The primary research objective is to develop a framework based on the recently discovered differential equation approach for solving motion related problems that arise in manufacturing automation. It is of particular interest to produce an advance in the theory of swept volumes, which will lead to improved means of representing and analyzing sweeps and swept volumes that occur in numerically controlled (NC) machining, robot manipulation, etc. Also of interest is to investigate the full potential of the differential equation approach as a tool for characterizing intersections of swept volumes, which leads to solutions for collision detection and other motion planning problems. The method will be applied to program verification and motion planning problems in NC machining and robotics. The tasks include identification of classes of sweeps, characterization of singularities in swept volumes and detection of collision with obstacles (both static and dynamic). The project will include work on implementing the results for practical applications.
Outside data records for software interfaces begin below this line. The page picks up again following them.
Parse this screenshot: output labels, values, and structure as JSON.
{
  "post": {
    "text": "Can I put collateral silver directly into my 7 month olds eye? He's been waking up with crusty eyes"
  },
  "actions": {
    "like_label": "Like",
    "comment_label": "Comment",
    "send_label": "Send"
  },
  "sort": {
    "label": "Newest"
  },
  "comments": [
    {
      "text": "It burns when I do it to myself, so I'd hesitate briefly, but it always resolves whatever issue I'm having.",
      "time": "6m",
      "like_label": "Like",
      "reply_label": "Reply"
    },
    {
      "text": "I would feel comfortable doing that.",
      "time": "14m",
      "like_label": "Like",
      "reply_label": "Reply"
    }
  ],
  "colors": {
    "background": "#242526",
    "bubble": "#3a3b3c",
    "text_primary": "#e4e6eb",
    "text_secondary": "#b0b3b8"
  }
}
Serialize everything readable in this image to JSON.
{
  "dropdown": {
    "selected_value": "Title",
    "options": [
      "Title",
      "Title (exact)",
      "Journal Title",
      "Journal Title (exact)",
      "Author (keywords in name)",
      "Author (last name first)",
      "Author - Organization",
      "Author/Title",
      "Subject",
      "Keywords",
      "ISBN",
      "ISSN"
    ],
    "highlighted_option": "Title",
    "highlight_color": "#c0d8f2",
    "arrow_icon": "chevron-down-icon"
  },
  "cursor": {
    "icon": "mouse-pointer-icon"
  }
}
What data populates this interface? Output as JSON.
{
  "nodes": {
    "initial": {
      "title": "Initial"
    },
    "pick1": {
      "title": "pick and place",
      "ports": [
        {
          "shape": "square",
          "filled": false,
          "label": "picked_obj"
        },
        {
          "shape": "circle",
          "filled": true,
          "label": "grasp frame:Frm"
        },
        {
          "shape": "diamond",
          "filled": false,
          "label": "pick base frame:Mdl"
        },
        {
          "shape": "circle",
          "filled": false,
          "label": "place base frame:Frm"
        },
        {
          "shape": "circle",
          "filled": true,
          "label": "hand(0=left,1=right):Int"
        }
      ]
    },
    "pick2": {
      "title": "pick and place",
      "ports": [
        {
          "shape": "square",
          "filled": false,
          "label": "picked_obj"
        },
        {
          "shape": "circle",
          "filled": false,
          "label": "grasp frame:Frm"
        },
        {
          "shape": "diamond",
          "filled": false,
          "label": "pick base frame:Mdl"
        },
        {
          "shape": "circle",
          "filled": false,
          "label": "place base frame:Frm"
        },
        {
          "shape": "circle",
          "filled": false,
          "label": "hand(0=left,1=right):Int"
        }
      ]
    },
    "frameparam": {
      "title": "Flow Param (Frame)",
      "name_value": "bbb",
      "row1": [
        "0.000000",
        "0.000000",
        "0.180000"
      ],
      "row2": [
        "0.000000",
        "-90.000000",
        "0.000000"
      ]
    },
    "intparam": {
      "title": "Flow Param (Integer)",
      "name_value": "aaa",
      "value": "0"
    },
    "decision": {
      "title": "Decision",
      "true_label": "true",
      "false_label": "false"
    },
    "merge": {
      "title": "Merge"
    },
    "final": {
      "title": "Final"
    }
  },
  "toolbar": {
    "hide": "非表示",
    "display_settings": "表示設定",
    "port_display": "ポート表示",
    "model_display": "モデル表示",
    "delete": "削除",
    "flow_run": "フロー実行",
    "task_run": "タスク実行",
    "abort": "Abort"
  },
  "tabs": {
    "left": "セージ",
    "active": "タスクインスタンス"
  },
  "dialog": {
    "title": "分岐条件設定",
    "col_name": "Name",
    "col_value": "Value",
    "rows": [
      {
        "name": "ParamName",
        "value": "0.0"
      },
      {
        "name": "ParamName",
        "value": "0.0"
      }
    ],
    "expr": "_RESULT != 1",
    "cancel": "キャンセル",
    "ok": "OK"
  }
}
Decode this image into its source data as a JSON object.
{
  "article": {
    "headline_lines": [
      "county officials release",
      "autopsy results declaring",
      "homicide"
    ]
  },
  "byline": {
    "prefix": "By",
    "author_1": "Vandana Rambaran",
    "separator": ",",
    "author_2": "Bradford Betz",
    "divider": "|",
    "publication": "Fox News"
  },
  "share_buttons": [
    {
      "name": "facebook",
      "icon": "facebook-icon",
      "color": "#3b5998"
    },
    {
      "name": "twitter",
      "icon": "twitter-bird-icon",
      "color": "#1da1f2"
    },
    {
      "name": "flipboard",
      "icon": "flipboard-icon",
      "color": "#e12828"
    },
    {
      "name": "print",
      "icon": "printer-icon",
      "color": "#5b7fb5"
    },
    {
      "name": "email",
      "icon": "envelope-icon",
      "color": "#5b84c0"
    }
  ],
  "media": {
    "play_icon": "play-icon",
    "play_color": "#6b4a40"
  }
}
|Effective start/end date||9/1/91 → 2/28/94|
- National Science Foundation: $135,000.00